The day was progressing along well; run to Whole Foods and pick up blueberries, strawberries, and apples. Swing by the watermelons and see what I think...ugh...not getting those. Whipped into another store and hit the fruit lover's jack-pot! Pineapples, mangoes, grapes, cantaloupes, and bananas. Swing by the watermelons and see what I think...ugh...not getting those either! Well, I'll just have to think through the arrangement of fruit for breakfast in the morning at church..wait, there was the fruit stand on the way to town, I'll stop and check there for my coveted watermelon centerpiece! Yeah!!!

Oh good ~ the stand is still open... the temperature and humidity are really climbing today, but I can grab a watermelon, jump back in the car and be on my way in just a few minutes so my fruit won't be damaged. This will work perfectly!

Watermelon is quickly selected and I slipped it on the front floorboard and shut the door when I registered a faint... click .... CLICK! Oh no...please no... not that crazy glitch that recently start with my 1995 faithful auto. You see, she has recently decided to lock both doors when the passenger door is shut a certain way, which I seem to have perfected, and leave the human securely locked outside her doors.

Today the car won!

I had tossed my keys in the floorboard while selecting a melon a mere 10 feet away. Big mistake...BIG mistake! The spare keys were in my purse, proudly sitting in the passenger's seat. You're thinking...cell phone, use your cell phone and call someone. Yep, that thought crossed my mind and plummeted into the depths of "Oh brother". My cell phone was also tucked away in my purse, still proudly sitting in the passenger's seat.
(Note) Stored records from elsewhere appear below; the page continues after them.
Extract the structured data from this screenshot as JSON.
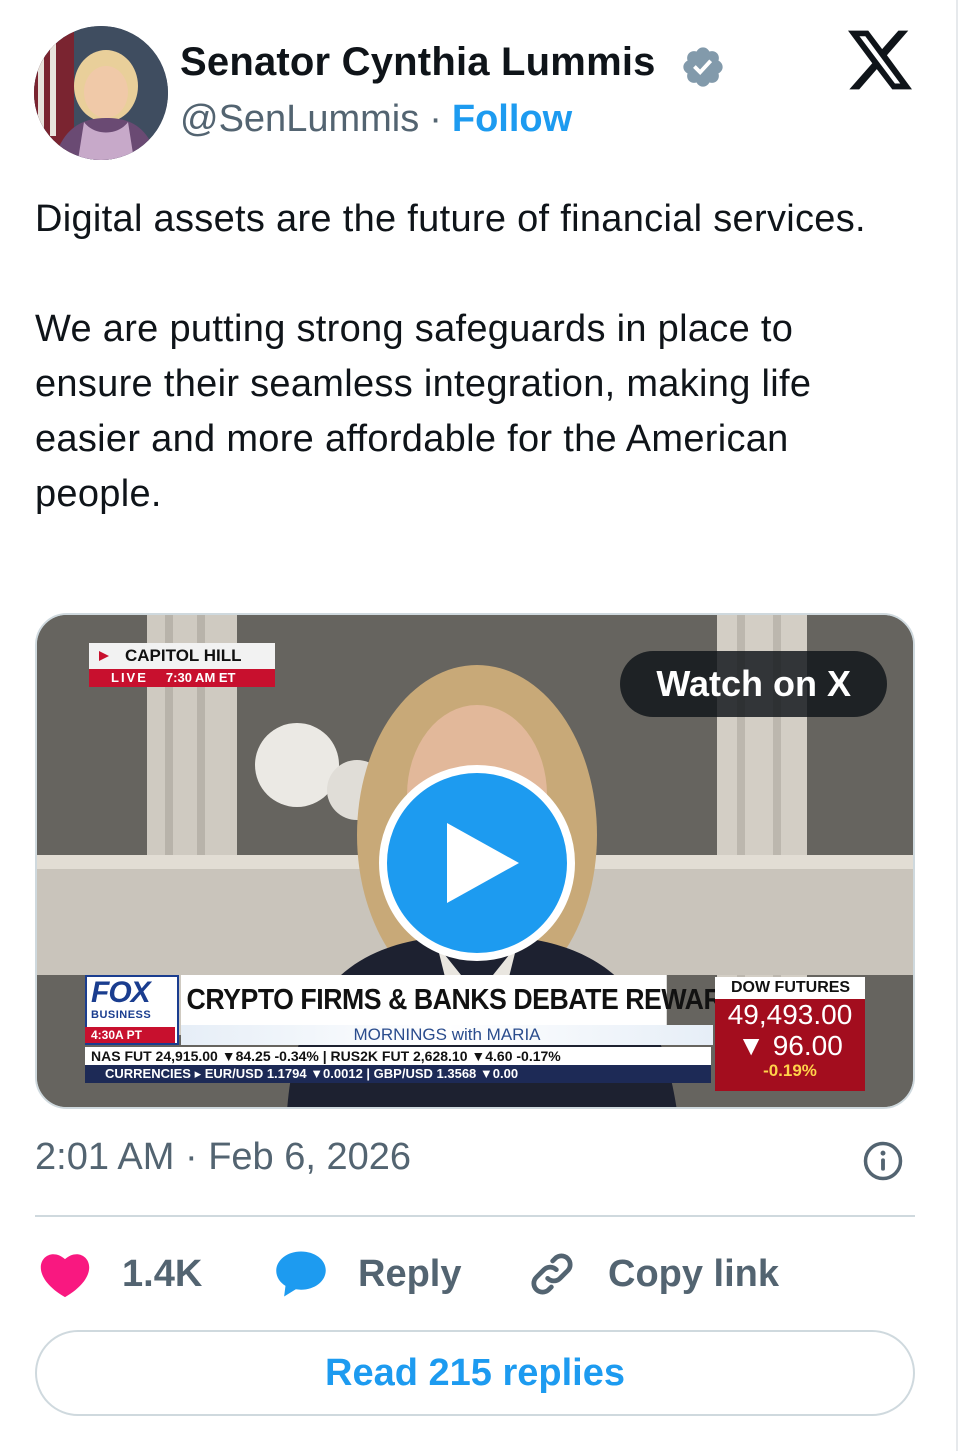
{
  "author": {
    "name": "Senator Cynthia Lummis",
    "handle": "@SenLummis",
    "separator": "·",
    "follow_label": "Follow",
    "verified_icon": "verified-badge-icon"
  },
  "tweet": {
    "paragraph_1": "Digital assets are the future of financial services.",
    "paragraph_2": "We are putting strong safeguards in place to ensure their seamless integration, making life easier and more affordable for the American people."
  },
  "media": {
    "watch_label": "Watch on X",
    "location_bug": "CAPITOL HILL",
    "live_label": "LIVE",
    "live_time": "7:30 AM ET",
    "network_logo": "FOX",
    "network_sub": "BUSINESS",
    "local_time": "4:30A PT",
    "headline": "CRYPTO FIRMS & BANKS DEBATE REWARDS",
    "show_name": "MORNINGS with MARIA",
    "ticker_1": "NAS FUT  24,915.00 ▼84.25  -0.34% | RUS2K FUT  2,628.10 ▼4.60  -0.17%",
    "ticker_2": "CURRENCIES ▸ EUR/USD 1.1794 ▼0.0012 | GBP/USD 1.3568 ▼0.00",
    "dow_label": "DOW FUTURES",
    "dow_value": "49,493.00",
    "dow_change": "▼ 96.00",
    "dow_pct": "-0.19%"
  },
  "timestamp": "2:01 AM · Feb 6, 2026",
  "actions": {
    "likes": "1.4K",
    "reply_label": "Reply",
    "copy_label": "Copy link"
  },
  "read_replies_label": "Read 215 replies",
  "colors": {
    "accent": "#1d9bf0",
    "like": "#f91880",
    "muted_text": "#536471",
    "text": "#0f1419"
  }
}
Well, I realized today that I only know maybe five phone numbers by memory and two of those don't answer a call from a number they don't recognize. Not helpful at all! I could stand and see my phone which has a lock smith's number programmed into it for just such occasions - planned ahead, just not enough. Asked to borrow a phone at the fruit stand (thank God I purchased a melon from them) and called my sister's mobile - remember those that don't answer an unknown number - person one is my sister. Mom & Dad! They should be home - ring...ring...ring...ring...Hello/screech! Mom answered at the same time her fax machine switched on - THAT was an interesting phone conversation between screeches. [I can smile about it now] After what seemed to be 30 minutes of discussion dad was coming to the rescue!

It took a while, but one and a half hours and one banjo song later, I'm jumping in my car and taking off for home and the A/C. Ever said a prayer for fruit? I did today! God tells us nothing is too small to bring before him and even my littlest blueberries were spared.
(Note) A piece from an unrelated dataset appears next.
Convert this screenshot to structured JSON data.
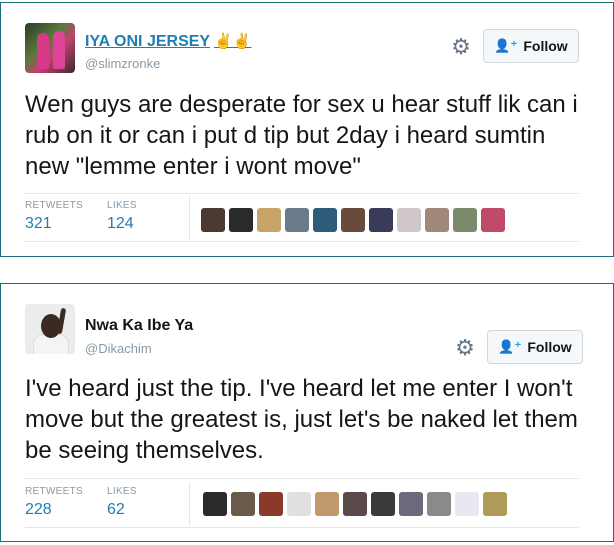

My life lesson today -either have keys or cell phone in your hand when visiting a road-side fruit stand!

Your life question today - how many phone numbers do you know from memory?